_Work task_
When the word "Please" appears in a line of the data below, list that line.

[Records from a collection]
::::::
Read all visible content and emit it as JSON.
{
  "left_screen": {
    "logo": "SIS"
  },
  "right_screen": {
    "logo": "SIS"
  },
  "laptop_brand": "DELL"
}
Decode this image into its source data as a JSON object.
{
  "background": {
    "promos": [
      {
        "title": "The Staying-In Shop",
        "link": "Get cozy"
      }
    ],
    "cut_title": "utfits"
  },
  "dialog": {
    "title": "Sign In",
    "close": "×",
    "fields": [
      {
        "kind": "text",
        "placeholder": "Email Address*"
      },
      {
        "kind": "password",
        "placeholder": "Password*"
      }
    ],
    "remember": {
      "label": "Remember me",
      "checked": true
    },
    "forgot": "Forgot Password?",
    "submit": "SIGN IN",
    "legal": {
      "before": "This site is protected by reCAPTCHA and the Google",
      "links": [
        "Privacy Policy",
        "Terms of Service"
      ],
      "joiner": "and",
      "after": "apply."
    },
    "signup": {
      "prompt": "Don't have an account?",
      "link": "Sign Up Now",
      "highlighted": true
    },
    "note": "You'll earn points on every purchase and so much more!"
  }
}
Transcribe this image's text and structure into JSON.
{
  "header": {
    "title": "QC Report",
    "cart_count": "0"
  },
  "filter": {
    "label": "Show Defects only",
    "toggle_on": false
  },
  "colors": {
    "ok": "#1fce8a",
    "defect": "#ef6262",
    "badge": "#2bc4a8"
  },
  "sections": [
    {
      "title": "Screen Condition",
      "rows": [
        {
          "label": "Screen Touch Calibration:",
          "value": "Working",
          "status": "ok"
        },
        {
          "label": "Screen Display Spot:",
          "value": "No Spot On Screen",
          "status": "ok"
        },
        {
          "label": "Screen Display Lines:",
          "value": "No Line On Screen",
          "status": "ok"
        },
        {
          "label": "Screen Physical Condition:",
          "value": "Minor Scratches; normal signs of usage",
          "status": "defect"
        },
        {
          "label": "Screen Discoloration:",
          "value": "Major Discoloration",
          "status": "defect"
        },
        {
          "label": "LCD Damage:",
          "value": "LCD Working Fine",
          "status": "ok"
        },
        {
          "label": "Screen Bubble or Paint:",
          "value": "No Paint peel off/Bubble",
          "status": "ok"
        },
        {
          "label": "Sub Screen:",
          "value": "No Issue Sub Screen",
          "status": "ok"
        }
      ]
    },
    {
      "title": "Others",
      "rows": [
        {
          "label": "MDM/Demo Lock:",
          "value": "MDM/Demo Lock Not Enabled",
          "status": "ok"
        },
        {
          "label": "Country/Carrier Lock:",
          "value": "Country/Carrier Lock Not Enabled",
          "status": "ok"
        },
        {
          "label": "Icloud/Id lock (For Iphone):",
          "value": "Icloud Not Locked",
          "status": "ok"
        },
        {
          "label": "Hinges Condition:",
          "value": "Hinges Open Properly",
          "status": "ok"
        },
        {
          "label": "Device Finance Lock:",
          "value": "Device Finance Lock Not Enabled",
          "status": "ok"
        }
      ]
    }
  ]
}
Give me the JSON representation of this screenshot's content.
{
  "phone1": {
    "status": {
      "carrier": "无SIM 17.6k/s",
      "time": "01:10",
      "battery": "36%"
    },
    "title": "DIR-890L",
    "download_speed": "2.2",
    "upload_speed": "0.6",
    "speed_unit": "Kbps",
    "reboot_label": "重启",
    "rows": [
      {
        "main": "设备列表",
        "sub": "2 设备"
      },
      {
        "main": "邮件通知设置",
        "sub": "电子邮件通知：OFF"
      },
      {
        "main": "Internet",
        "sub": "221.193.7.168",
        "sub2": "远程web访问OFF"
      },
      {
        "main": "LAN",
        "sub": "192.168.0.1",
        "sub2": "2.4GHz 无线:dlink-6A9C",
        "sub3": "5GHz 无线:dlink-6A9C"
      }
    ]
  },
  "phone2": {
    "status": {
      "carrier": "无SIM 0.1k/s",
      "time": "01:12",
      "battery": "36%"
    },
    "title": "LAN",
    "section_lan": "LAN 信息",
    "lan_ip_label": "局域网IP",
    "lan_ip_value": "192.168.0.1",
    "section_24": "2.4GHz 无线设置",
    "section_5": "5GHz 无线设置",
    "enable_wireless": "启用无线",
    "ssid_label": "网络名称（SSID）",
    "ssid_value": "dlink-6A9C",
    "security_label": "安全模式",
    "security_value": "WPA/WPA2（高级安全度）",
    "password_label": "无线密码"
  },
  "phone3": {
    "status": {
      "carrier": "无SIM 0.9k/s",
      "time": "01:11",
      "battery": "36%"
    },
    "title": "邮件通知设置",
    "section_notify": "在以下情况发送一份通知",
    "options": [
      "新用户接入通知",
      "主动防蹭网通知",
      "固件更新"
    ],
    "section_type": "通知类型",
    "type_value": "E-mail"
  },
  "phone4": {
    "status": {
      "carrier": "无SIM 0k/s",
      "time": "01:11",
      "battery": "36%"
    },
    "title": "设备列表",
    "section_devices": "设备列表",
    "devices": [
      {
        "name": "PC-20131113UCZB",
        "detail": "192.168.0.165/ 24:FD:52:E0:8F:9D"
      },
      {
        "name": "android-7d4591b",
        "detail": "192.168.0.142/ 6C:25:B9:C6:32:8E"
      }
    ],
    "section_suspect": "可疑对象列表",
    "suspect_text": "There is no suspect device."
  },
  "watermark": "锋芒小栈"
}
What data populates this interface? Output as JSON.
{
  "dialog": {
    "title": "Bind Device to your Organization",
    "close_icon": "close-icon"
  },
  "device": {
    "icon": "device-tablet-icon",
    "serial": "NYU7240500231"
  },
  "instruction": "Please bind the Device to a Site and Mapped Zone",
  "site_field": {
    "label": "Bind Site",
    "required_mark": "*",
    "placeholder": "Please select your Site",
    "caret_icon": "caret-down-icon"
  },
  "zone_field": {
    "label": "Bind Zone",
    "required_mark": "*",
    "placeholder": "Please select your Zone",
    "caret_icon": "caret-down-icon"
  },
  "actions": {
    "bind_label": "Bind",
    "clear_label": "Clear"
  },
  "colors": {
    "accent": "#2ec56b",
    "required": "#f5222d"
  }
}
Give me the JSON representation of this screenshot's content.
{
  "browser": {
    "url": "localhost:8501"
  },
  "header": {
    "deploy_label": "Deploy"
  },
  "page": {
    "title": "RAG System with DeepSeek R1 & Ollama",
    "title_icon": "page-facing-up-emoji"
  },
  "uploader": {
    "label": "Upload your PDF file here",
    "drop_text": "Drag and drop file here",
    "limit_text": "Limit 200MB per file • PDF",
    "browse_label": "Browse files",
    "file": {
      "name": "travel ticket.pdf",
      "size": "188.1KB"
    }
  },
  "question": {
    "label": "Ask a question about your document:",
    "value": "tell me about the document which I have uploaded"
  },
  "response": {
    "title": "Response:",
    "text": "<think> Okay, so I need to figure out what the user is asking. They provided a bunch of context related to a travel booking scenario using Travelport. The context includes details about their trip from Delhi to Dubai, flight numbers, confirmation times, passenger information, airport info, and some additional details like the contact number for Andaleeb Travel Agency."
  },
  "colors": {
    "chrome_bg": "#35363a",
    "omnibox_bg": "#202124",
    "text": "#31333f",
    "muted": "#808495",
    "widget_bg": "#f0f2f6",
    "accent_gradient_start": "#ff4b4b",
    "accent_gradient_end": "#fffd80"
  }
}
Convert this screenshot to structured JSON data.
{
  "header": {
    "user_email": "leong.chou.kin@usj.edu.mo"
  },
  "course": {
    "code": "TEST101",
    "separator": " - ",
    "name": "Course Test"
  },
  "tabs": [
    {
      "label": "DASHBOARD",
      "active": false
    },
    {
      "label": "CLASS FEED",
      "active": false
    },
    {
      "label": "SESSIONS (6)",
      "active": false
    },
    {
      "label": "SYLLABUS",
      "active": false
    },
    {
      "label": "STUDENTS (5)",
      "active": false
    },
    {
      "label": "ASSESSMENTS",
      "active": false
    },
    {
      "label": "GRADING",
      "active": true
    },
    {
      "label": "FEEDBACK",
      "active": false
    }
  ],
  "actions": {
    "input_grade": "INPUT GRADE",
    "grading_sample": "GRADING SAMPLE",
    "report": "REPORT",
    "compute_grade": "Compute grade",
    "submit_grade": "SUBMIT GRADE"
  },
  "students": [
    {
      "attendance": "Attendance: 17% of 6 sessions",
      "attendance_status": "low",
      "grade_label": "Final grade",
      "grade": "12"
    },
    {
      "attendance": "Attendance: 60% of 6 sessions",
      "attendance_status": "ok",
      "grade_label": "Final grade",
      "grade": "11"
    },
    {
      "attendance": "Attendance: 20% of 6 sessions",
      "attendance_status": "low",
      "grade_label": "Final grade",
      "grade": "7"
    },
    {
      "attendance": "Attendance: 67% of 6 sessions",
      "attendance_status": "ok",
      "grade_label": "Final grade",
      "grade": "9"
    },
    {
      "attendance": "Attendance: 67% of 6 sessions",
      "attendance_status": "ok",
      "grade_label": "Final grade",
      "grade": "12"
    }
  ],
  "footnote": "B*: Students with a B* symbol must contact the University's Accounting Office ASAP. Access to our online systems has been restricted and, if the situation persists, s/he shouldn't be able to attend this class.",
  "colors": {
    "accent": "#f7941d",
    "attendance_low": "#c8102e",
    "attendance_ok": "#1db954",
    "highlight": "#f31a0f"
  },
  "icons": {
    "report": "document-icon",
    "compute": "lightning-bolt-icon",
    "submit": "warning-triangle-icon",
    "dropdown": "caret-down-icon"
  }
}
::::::
_Task answer_
  "instruction": "Please bind the Device to a Site and Mapped Zone",
    "placeholder": "Please select your Site",
    "placeholder": "Please select your Zone",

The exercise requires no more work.